_Instructions for the task_
Gather all lines in the entries that include the word "RazmMas".

*** Data section ***

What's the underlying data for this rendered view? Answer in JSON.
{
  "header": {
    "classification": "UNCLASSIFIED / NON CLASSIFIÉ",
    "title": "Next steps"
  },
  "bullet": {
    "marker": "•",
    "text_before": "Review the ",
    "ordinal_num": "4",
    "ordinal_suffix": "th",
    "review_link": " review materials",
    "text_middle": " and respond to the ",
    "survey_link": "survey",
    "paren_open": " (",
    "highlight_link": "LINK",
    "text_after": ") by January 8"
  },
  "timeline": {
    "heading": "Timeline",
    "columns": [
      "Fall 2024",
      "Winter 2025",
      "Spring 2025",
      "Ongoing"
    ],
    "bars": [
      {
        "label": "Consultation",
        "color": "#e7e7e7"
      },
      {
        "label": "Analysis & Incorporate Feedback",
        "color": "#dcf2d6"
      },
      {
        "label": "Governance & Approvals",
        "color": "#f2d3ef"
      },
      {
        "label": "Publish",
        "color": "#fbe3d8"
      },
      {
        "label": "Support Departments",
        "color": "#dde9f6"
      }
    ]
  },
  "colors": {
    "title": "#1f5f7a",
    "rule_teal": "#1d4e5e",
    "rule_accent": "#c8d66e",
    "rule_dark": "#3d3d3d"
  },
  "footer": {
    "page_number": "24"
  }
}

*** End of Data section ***
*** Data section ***

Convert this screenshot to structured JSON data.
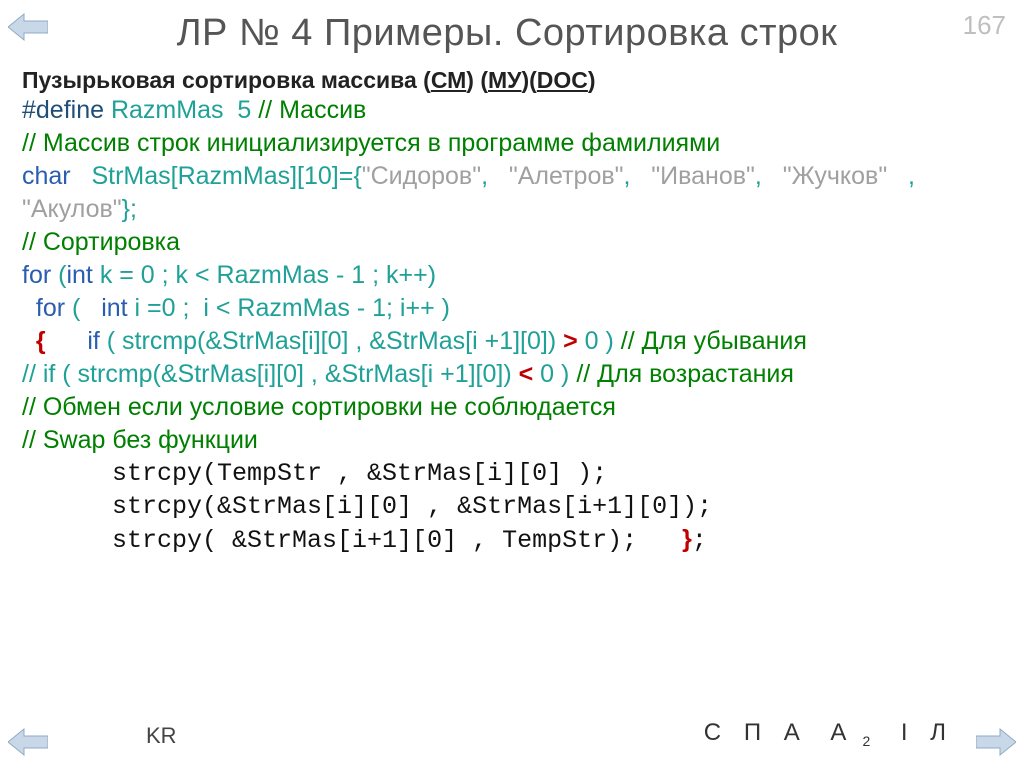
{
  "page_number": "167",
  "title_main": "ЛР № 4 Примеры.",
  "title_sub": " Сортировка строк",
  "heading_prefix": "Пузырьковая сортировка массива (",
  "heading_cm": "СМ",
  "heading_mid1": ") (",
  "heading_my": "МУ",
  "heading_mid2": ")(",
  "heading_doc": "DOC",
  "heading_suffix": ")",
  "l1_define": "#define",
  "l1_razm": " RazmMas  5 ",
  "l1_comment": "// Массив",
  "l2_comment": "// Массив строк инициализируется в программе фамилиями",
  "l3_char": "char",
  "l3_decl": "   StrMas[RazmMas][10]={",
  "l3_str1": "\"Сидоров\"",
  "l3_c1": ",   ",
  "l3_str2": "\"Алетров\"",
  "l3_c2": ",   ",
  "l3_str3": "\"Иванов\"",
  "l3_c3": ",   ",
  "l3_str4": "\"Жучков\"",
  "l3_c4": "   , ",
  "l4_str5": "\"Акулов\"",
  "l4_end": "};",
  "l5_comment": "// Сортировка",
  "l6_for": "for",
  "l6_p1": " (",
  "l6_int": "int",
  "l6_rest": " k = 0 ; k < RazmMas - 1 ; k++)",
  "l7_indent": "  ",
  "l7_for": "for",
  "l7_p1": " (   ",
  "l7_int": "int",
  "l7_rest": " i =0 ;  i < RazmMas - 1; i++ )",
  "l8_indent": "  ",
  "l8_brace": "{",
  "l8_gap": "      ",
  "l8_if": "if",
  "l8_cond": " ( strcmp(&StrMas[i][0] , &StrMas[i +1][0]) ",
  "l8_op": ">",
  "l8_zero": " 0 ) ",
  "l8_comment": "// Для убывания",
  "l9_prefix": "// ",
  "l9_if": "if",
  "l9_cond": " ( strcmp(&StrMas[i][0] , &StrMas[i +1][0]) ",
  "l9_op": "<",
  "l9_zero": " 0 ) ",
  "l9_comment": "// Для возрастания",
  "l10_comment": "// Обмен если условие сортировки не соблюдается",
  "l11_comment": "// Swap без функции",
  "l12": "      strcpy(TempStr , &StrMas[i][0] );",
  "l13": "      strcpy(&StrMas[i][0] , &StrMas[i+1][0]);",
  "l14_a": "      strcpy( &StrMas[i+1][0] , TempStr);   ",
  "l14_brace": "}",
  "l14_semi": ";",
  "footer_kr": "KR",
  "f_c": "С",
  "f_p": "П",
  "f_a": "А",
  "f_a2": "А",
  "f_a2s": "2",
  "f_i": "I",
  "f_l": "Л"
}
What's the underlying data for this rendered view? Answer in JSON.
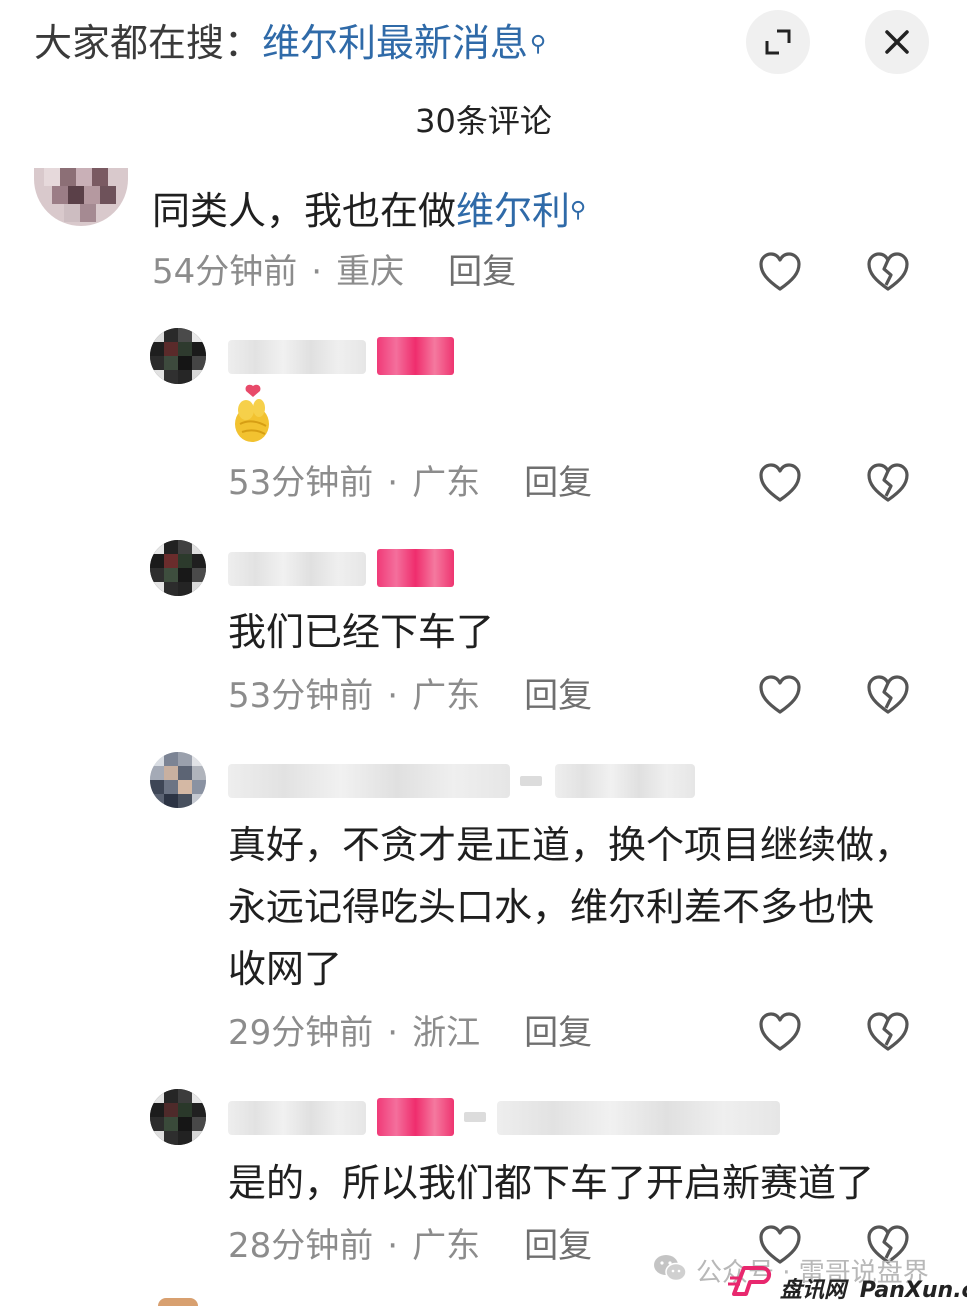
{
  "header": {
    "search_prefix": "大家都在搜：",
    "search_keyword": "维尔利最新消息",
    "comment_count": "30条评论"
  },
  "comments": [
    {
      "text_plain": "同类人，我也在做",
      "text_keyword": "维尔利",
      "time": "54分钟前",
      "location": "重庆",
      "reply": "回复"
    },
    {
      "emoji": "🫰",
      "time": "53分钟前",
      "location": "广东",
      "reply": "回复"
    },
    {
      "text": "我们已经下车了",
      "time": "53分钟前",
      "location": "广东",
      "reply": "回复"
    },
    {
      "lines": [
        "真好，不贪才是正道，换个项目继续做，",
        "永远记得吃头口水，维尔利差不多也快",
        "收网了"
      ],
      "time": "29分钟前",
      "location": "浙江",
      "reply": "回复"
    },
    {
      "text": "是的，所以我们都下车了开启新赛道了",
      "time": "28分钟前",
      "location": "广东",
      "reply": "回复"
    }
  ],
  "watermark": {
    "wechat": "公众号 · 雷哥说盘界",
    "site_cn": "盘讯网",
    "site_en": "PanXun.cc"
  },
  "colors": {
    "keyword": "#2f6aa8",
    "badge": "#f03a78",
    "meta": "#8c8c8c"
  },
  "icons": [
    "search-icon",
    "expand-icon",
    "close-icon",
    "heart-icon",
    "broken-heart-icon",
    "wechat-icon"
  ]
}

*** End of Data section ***

_Solution for this task_
  "l1_razm": " RazmMas  5 ",
  "l3_decl": "   StrMas[RazmMas][10]={",
  "l6_rest": " k = 0 ; k < RazmMas - 1 ; k++)",
  "l7_rest": " i =0 ;  i < RazmMas - 1; i++ )",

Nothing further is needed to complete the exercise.